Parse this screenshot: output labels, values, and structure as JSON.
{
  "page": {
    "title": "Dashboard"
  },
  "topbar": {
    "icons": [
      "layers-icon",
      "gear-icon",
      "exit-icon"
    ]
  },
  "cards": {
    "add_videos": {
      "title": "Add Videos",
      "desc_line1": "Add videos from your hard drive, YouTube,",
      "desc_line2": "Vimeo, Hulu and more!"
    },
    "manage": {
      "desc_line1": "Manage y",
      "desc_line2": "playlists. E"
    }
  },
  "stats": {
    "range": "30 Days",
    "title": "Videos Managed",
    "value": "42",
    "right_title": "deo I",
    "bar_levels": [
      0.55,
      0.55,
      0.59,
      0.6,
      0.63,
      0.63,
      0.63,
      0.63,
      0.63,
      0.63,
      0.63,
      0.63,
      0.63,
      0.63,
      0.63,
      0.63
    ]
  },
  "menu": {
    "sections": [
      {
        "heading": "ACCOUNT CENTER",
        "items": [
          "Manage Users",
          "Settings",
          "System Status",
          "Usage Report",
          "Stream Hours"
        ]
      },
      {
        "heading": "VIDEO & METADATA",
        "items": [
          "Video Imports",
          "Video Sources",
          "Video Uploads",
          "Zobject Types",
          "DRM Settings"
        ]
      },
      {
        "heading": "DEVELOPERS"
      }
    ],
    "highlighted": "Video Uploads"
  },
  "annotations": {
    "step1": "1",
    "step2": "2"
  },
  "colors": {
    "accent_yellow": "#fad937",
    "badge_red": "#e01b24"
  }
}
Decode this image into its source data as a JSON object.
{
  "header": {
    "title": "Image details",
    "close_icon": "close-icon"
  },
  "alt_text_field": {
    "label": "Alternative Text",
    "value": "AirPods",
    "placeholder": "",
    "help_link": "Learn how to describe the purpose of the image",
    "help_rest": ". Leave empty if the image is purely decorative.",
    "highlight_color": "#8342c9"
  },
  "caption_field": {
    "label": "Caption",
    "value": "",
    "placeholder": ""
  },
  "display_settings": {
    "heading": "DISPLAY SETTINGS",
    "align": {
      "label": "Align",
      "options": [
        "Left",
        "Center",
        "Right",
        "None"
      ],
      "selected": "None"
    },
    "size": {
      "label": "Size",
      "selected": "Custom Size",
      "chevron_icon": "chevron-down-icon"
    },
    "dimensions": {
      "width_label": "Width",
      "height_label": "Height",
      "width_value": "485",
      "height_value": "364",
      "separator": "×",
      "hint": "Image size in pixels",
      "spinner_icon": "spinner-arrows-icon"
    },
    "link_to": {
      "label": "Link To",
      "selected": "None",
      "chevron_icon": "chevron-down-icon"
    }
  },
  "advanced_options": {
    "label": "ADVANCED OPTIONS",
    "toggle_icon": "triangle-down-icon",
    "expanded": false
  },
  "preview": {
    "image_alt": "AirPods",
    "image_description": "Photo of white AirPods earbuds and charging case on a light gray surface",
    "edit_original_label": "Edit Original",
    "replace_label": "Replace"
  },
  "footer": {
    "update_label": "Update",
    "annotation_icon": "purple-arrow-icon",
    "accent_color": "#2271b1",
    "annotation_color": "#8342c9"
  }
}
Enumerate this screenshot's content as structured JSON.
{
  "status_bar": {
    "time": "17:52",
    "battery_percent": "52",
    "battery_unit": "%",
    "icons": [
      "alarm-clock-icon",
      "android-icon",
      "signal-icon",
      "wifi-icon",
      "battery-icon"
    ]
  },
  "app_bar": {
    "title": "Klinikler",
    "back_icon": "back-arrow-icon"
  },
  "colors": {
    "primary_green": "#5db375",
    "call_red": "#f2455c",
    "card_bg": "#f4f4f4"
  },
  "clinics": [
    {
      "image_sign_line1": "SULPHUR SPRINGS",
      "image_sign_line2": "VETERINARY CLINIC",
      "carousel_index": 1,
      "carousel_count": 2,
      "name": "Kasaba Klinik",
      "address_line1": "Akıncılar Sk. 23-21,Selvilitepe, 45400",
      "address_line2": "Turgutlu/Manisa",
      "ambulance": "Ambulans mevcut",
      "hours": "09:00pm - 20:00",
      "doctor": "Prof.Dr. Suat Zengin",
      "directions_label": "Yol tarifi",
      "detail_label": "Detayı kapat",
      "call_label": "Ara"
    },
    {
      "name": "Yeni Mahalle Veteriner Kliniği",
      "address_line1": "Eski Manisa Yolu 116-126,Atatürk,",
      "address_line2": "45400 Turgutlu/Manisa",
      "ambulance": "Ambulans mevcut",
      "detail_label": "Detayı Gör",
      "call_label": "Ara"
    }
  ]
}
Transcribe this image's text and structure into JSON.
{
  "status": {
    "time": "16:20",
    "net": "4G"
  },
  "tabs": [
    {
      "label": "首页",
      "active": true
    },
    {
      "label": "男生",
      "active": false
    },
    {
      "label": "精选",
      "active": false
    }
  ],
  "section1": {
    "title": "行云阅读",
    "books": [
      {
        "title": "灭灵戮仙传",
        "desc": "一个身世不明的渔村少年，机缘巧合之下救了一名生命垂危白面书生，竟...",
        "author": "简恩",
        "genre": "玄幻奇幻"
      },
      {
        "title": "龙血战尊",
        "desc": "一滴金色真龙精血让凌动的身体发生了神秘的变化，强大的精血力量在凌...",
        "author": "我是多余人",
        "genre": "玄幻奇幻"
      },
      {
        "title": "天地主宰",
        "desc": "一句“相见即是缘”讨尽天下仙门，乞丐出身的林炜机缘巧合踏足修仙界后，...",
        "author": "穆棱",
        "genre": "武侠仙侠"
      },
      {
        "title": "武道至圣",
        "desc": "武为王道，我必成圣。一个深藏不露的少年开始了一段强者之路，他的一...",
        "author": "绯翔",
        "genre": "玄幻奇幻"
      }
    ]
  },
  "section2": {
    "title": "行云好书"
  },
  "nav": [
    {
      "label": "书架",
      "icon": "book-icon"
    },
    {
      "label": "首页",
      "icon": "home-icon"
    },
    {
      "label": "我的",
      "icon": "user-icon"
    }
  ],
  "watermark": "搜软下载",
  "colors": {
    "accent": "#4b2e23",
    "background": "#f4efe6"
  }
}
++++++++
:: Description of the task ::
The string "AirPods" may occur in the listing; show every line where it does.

:: Response to this exercise ::
    "value": "AirPods",
    "image_alt": "AirPods",
    "image_description": "Photo of white AirPods earbuds and charging case on a light gray surface",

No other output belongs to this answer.